━━━━━ Listed records
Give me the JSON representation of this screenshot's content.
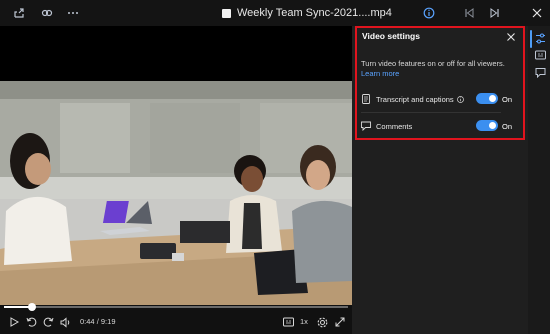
{
  "window": {
    "title": "Weekly Team Sync-2021....mp4"
  },
  "toolbar": {
    "share_icon": "share-icon",
    "link_icon": "link-icon",
    "more_icon": "more-icon",
    "info_icon": "info-icon",
    "prev_icon": "skip-previous-icon",
    "next_icon": "skip-next-icon",
    "close_icon": "close-icon"
  },
  "panel": {
    "title": "Video settings",
    "description": "Turn video features on or off for all viewers.",
    "learn_more": "Learn more",
    "settings": [
      {
        "label": "Transcript and captions",
        "state": "On",
        "enabled": true
      },
      {
        "label": "Comments",
        "state": "On",
        "enabled": true
      }
    ]
  },
  "player": {
    "current_time": "0:44",
    "separator": "/",
    "duration": "9:19",
    "progress": 0.08,
    "speed": "1x"
  },
  "colors": {
    "accent": "#3b8ff0",
    "highlight_border": "#e0141e",
    "link": "#5aa3ff"
  }
}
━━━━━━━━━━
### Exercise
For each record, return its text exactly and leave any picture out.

### Answer for the task
Give me the JSON representation of this screenshot's content.
{
  "window": {
    "title": "Weekly Team Sync-2021....mp4"
  },
  "toolbar": {
    "share_icon": "share-icon",
    "link_icon": "link-icon",
    "more_icon": "more-icon",
    "info_icon": "info-icon",
    "prev_icon": "skip-previous-icon",
    "next_icon": "skip-next-icon",
    "close_icon": "close-icon"
  },
  "panel": {
    "title": "Video settings",
    "description": "Turn video features on or off for all viewers.",
    "learn_more": "Learn more",
    "settings": [
      {
        "label": "Transcript and captions",
        "state": "On",
        "enabled": true
      },
      {
        "label": "Comments",
        "state": "On",
        "enabled": true
      }
    ]
  },
  "player": {
    "current_time": "0:44",
    "separator": "/",
    "duration": "9:19",
    "progress": 0.08,
    "speed": "1x"
  },
  "colors": {
    "accent": "#3b8ff0",
    "highlight_border": "#e0141e",
    "link": "#5aa3ff"
  }
}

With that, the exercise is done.